I’ve seen this album getting a lot of buzz amid underground metal (and even above-ground hipster)  circles, but I’m not really sure why. It’s obviously done well. But if thrash and metalcore bands are going to keep being criticised and dismissed for lacking innovation and being pale imitations of their forefathers, why not this? Originality need not be the be-all and end-all of a record, but there’s so many bands out there doing this kind of sound at the moment. Doing it “well” simply isn’t enough for me anymore, I really need there to be some kind of spin on it for it to stand out and stick with me. What’s really frustrating is that everyone else seems to think there is something special about Ad Nauseum that elevates them above the rest. What am I missing here?

<iframe style=”border: 0; width: 100%; height: 120px;” src=”” seamless><a href=”″>Imperative Imperceptible Impulse [Full Dynamic Range DR11] by AD NAUSEAM</a></iframe>

Suffering Hour – “Strongholds of Awakening”

This song only solidifies my feelings about Ad Nauseum. The textures are immediately captivating, and I don’t know if I’ve ever heard dissonance being used like that, or at least so prominently, as part of a melodic hook before. I do wish “Strongholds of Awakening” developed a bit more across its five minutes, or else cut its runtime down somewhat, but it still manages to keep me fascinated throughout.
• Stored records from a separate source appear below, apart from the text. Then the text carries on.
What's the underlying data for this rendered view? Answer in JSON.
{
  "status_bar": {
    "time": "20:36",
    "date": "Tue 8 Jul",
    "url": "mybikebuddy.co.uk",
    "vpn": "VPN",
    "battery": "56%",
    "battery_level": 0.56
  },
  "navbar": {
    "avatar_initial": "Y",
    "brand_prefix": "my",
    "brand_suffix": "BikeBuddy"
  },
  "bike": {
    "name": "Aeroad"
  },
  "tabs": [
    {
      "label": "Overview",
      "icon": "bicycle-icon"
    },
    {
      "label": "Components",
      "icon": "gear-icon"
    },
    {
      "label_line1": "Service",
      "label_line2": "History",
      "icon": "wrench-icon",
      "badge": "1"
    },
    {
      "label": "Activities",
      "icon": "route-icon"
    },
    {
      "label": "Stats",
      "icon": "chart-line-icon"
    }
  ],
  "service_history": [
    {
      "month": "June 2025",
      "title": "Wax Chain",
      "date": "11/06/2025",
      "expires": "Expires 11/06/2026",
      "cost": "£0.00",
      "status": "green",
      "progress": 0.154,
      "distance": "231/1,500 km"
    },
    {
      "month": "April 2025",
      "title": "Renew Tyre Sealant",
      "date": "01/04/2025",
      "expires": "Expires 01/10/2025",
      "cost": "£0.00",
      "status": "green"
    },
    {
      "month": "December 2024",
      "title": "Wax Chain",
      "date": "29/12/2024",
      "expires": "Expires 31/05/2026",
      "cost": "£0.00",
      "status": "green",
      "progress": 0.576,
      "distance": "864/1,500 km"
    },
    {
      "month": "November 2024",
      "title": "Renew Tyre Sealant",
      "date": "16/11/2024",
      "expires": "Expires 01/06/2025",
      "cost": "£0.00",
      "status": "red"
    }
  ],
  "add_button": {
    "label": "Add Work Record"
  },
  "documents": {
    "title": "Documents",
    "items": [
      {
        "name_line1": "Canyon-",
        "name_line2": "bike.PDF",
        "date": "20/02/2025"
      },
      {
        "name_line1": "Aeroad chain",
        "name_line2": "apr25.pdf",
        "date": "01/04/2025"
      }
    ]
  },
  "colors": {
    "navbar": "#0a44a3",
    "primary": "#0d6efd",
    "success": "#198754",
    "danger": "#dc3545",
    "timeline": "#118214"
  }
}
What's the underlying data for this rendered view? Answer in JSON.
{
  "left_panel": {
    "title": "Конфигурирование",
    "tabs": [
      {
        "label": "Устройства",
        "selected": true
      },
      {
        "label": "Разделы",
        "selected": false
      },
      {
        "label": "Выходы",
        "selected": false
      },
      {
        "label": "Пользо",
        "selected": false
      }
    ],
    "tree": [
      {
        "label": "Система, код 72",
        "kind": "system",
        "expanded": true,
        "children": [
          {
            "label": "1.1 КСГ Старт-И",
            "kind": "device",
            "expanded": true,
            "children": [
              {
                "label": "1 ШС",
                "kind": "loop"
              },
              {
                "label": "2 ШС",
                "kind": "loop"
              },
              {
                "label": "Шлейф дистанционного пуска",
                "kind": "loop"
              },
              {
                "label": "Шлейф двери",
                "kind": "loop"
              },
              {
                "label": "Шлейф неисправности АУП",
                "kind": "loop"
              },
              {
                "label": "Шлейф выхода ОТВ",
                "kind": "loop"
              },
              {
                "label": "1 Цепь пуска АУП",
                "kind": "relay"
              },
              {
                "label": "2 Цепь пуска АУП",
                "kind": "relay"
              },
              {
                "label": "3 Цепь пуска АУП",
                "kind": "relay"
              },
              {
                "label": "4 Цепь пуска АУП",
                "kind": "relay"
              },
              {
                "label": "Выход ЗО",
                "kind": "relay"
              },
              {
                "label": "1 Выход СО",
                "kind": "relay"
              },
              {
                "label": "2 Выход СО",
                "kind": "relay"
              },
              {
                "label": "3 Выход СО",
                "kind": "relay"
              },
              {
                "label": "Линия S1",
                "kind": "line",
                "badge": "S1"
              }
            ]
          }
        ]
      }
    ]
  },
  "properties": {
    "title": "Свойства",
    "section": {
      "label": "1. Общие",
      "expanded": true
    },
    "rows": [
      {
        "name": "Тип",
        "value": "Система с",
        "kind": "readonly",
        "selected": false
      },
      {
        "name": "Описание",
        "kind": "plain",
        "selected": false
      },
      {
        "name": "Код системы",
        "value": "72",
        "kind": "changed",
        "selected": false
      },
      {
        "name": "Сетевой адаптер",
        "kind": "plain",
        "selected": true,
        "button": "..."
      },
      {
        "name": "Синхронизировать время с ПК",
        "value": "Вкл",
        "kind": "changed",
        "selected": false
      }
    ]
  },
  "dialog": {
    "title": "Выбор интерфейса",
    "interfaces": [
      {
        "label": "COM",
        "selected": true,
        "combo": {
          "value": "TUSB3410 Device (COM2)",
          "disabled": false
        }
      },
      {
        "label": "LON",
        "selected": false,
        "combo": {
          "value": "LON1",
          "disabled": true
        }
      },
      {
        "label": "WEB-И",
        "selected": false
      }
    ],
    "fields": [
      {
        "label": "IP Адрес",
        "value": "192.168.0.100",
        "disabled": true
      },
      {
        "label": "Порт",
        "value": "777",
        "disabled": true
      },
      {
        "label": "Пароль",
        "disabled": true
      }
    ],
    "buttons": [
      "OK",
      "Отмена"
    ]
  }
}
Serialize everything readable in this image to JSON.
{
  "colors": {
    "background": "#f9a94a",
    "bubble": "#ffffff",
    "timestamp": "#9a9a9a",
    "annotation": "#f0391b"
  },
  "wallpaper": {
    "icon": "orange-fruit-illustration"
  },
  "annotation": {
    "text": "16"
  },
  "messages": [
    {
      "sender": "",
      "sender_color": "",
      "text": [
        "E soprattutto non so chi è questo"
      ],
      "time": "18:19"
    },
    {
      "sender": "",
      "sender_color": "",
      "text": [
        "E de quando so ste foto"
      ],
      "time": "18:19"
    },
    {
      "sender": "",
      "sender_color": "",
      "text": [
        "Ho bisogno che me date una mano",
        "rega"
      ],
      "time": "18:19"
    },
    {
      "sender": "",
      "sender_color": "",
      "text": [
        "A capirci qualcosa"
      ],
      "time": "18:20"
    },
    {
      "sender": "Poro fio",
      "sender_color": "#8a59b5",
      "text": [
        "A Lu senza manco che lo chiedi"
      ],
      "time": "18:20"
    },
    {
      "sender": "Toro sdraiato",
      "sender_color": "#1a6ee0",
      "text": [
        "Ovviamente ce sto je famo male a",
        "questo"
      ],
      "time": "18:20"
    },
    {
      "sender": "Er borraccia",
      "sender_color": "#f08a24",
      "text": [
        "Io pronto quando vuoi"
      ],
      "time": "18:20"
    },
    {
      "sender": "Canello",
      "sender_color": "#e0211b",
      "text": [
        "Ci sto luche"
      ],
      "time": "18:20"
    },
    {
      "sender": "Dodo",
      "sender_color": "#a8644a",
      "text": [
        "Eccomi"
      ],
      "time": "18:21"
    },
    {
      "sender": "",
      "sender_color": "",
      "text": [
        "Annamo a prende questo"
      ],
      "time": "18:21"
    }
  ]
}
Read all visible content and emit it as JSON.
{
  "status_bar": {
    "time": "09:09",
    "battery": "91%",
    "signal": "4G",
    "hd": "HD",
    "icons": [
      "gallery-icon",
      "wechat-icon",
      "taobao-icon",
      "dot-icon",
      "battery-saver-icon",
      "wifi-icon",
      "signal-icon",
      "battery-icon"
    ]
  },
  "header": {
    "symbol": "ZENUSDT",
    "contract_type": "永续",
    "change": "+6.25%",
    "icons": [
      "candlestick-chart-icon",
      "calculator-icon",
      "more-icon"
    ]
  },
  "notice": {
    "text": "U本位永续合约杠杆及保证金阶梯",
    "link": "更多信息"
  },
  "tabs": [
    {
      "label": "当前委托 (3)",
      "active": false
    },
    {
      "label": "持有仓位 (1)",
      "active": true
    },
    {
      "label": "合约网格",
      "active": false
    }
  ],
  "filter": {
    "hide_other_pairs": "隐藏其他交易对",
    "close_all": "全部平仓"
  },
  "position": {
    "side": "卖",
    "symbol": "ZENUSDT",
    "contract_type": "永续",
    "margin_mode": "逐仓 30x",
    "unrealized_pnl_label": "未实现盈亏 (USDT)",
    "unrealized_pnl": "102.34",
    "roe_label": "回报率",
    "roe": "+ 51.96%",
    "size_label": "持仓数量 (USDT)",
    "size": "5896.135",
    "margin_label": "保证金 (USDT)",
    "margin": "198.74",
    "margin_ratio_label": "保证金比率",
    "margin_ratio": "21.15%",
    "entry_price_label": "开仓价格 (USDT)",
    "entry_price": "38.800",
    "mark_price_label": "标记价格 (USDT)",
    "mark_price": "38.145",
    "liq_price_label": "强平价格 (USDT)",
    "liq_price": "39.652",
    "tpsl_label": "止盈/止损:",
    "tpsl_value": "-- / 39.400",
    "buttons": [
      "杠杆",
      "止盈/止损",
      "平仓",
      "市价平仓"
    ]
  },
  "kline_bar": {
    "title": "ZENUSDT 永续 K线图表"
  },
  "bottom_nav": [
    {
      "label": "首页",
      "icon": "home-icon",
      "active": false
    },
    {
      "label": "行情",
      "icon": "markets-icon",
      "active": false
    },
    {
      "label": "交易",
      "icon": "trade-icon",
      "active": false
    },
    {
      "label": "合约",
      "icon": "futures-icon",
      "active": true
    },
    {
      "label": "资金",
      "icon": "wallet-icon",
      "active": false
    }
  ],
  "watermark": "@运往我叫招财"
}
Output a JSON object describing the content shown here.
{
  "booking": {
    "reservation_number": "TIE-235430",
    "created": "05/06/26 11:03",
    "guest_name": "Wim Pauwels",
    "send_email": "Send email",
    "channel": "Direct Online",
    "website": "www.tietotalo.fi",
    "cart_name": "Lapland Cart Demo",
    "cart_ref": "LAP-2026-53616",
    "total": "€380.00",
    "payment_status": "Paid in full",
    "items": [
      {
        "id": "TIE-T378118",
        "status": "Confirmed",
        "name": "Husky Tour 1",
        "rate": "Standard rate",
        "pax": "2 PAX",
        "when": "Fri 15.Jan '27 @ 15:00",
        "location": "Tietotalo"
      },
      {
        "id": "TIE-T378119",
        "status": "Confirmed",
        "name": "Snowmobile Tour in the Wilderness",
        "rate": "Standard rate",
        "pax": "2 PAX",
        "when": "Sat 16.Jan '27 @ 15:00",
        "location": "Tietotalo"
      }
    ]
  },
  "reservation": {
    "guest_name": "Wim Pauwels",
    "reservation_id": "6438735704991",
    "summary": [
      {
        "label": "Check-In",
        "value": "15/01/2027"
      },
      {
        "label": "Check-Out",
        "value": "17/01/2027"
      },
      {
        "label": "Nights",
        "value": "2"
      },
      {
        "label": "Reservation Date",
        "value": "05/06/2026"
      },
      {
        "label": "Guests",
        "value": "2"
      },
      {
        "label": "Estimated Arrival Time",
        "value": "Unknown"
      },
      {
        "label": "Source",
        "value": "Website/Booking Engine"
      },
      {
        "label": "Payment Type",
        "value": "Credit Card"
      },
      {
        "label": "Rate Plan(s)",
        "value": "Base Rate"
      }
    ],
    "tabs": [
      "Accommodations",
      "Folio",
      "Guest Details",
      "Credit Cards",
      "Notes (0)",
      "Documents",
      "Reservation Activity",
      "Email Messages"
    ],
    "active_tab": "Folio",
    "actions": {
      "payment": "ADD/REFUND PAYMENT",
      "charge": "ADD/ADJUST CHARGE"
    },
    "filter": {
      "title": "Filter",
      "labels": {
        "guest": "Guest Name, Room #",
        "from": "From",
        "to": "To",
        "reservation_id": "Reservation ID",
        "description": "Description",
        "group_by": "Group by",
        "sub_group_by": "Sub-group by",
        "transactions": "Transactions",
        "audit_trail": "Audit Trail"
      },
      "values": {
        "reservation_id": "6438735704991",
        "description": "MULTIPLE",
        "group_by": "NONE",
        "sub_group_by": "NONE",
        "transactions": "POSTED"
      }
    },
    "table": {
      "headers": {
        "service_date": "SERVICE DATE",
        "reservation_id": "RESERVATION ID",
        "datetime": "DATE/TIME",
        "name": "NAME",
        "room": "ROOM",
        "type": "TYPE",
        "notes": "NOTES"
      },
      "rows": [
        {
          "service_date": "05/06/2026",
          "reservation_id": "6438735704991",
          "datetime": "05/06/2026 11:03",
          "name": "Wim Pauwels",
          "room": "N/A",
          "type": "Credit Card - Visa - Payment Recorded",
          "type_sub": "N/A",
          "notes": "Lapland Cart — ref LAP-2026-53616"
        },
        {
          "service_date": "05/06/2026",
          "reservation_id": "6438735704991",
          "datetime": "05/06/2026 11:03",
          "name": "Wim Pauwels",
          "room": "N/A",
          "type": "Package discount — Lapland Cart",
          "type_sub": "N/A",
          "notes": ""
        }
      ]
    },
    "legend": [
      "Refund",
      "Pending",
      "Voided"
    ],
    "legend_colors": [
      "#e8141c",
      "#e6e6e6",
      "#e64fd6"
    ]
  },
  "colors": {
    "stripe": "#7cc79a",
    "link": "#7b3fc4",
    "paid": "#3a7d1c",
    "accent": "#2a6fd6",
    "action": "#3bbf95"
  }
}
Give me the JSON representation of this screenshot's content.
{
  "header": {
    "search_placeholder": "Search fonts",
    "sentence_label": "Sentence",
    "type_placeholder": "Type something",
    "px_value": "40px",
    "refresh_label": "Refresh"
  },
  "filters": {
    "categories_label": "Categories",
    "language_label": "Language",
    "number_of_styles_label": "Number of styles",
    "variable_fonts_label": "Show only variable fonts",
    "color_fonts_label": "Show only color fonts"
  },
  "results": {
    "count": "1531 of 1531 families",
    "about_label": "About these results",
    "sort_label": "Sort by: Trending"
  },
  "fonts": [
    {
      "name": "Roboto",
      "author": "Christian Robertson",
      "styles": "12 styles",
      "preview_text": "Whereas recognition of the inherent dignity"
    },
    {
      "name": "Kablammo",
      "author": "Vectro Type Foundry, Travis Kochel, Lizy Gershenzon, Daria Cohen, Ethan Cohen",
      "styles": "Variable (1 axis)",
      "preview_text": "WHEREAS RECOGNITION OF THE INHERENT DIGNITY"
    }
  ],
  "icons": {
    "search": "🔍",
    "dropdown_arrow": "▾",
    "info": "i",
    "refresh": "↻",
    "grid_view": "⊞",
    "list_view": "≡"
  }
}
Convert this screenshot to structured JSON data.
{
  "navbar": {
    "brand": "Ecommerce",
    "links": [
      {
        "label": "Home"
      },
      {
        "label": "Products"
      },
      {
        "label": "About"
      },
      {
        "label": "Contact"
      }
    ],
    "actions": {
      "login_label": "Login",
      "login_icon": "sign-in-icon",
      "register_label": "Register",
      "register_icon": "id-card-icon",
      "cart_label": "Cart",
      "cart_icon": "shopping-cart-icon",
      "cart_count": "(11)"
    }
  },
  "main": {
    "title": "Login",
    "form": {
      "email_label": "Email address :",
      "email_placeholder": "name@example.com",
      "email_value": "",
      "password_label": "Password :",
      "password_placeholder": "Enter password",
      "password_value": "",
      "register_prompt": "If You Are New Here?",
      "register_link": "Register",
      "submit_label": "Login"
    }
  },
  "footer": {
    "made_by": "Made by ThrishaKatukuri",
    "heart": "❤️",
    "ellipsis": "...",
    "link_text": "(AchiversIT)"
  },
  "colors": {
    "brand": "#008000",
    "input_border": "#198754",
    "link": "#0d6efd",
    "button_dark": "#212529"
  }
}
I don’t know if I’m quite in the right headspace for a whole album of this at the moment, but I’ve definitely earmarked it for future exploration.

Conway the Machine and Big Ghost LTD – “Kill All Rats” (feat. Ransom and Rome Streetz)

Here’s one I hadn’t heard of before. I’ll make my normie comparisons upfront and say the first thing this reminded me of was The Notorious B.I.G. with Ransom’s steady, story-telling delivery at the start. I’ve always been more of a Tupac man myself, which is to say I’ve always connected more with the overall vibe rather than the lyrics when it comes to hip-hop. There’s definitely a brooding darkness about this song that I connect with and – again, maybe I’m showing my ignorance here but – there also seems to be a clear Killer Mike influence on the three MC’s tone and flow. Yet, while Killer Mike’s lyrics are certainly the centrepiece of Run the Jewels, what draws me to them, over other modern hip hop acts, and what keeps me coming back to them, is the musical experimentation.

“Kill All Rats” is oozing with mood, but it feels more like a backdrop to me than something that jumps out and demands my attention. In fact, it kind of reminds me of the Quake II (1997) soundtrack or something like that, although I wasn’t able to find out what/if it sampled anything. I also don’t love the whole mouth-gun noises trend that’s become popular in modern hip hop these days, so that was a bit of a put-off by the end. I like this song, I just wanted more from it. I’m not sure checking out Conway the Machine’s other material is where I’m going to find it, although I’d be stoked to hear him showing up as a guest-spot somewhere, since I really like his vocal tone and delivery.

Joshua Bulleid

Published 3 years ago